There are no two ways about it: driving can be dangerous. Even if you’re a great driver, there is always a risk in getting behind the wheel of a car, because accidents do happen. When it comes to your emotional state while driving, it matters just how calm, collected, and alert you are when you’re in the driver’s seat.

People can go through many different emotions while on the road. This could be excitement for the destination they are headed to, worry if the weather is bad, stress from outside events, or even anger if other drivers make mistakes around them. There is no limit to the potential scenarios – or the emotions attached to those scenarios – when it comes to driving. One of the keys to staying safe on the road is to learn how to control your emotions when driving a vehicle.

How can your state of mind impact your driving?

The state of your mind while you’re behind the wheel has a huge impact on how well you drive for many reasons. Your psychological state will determine how focused on the road you are, how safe you are, and whether you’re following all driving laws properly, as well as any risks you’re willing to take behind the wheel.

For example, a person running late for work may experience anxiety and stress. These emotions may lead to them to drive too fast or not pay as much attention to the rules of the road in an effort to get there faster. On the flip side, a person with all the time in the world will likely be calmer and thus more focused on the journey, as opposed to simply racing for their destination. The stark differences between these two emotional states make a perfect example of two distinct ways of driving.

woman upset behind the wheel in car
Image by Sinitta Leunen on Unsplash: If you cannot control your emotions while driving, pulling over to take a breather is the best way to compose yourself and limit the risk your emotions can have on your safety behind the wheel.

What emotion occurs most in drivers?

While all drivers are different, the emotion that is seen the most is anger. This is because of four specific reasons. The first is tension. Driving in and of itself can be a tense experience because of how dangerous it can potentially be, even on a good day. This leads to an increased heart rate and a tense physical demeanor, which primes the body to react quickly with anger in a situation.

The second is goal-blocking. When a person gets behind the wheel, they have a goal to arrive somewhere, so subconsciously, everything from a person cutting them off to a red light is stopping them from getting to their goal. This is why it’s so easy to become angry behind the wheel.
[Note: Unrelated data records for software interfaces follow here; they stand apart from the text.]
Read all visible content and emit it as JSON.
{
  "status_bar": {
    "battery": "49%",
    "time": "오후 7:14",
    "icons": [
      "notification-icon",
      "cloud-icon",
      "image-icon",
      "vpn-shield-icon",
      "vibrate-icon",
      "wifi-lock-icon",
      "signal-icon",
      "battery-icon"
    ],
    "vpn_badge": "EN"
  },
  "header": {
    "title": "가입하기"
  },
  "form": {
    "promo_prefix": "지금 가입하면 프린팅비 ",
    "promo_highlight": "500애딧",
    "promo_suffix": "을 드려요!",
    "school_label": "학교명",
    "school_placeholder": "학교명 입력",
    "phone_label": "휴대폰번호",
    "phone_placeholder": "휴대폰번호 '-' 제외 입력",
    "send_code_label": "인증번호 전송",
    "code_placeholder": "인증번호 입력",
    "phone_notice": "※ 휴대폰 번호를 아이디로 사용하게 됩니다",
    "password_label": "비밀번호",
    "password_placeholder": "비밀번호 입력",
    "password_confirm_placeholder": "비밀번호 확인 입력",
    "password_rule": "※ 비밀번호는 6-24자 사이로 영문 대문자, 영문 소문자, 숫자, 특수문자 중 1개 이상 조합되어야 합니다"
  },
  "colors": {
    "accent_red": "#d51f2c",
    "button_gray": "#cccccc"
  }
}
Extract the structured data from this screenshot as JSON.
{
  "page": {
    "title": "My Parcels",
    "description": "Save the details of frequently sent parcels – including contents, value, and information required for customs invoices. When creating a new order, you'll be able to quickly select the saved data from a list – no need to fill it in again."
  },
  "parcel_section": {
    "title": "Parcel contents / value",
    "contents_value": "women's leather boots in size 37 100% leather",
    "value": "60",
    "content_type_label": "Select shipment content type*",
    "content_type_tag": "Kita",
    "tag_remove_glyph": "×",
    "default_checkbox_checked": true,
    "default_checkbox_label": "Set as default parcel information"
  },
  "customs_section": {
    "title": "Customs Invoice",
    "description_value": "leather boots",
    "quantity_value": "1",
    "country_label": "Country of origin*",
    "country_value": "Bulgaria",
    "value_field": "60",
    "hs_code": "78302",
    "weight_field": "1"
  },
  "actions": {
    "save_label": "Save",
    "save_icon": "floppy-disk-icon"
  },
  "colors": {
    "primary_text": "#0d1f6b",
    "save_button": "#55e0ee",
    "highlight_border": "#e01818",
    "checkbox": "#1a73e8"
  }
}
The third reason has to do with the unwritten rules of the road. Everyone follows their own unwritten rules based on the rules that are set in stone. For example, most people don’t drive the exact speed limit to the T. If you are a person who has decided driving 65mph in a 60mph zone is acceptable, and someone else has decided that 70 mph is better, it is easy to get angry at that other person for driving faster than you think they need to be going.

The fourth reason is anonymity. Drivers in other cars are faceless to people on the road, and that means getting angry and labeling them negatively is much easier than if there were more of a personal connection at play. 

How can you control your emotions when you drive?

You cannot control how other people drive, nor how they react to your driving, but you can control how you react and feel while behind the wheel of the car. One of the best ways to control your emotions while driving is to learn how to take control of your thoughts. If you stay in a positive mind space while behind the wheel, you’re less likely to react in a stress-driven way. Deep breathing exercises can also be helpful if you’re in a situation where you need to calm down.

Planning your journey can also help to avoid certain situations that may increase negative or strong emotions. If you’re aware that your work commute is always packed with bumper-to-bumper traffic, leaving earlier or planning a different route could help to avoid those stressful emotions altogether.

If a problem or a stressful situation is something that cannot be calmed or relieved through deep breathing techniques or positive thinking, it’s best to avoid driving altogether until you can compartmentalize the issue or solve the problem entirely. Driving while under the influence of strong emotions can cause accidents, bringing about more stress, perhaps a lost vehicle or license, or even more serious consequences such as injury and death.

radio playing music in car
Image by Jackson David on Unsplash: Putting on music that calms you is a great way to stay grounded and in control while driving.

Ways to avoid emotional stress when driving

It can be difficult to avoid emotional stress at all times, but while you’re behind the wheel, there are a few things you can do to keep yourself in a good place. Listening to calm music, for example, can help to reduce tension while you’re on the road.

If the emotional stress is coming from a situation you’re experiencing, such as another angry driver or a traffic jam, it may be helpful to put yourself in the shoes of others. By telling yourself that everyone else is stuck in that traffic, too, or that the person who just cut you off and shouted obscenities at you is just having a bad day, it may help you keep your cool behind the wheel.

Learning how to control your emotions is important in many aspects of life, but when it comes to driving, it may just be the very thing that keeps you from getting into an accident.

Featured image by Fortune Vieyra on Unsplash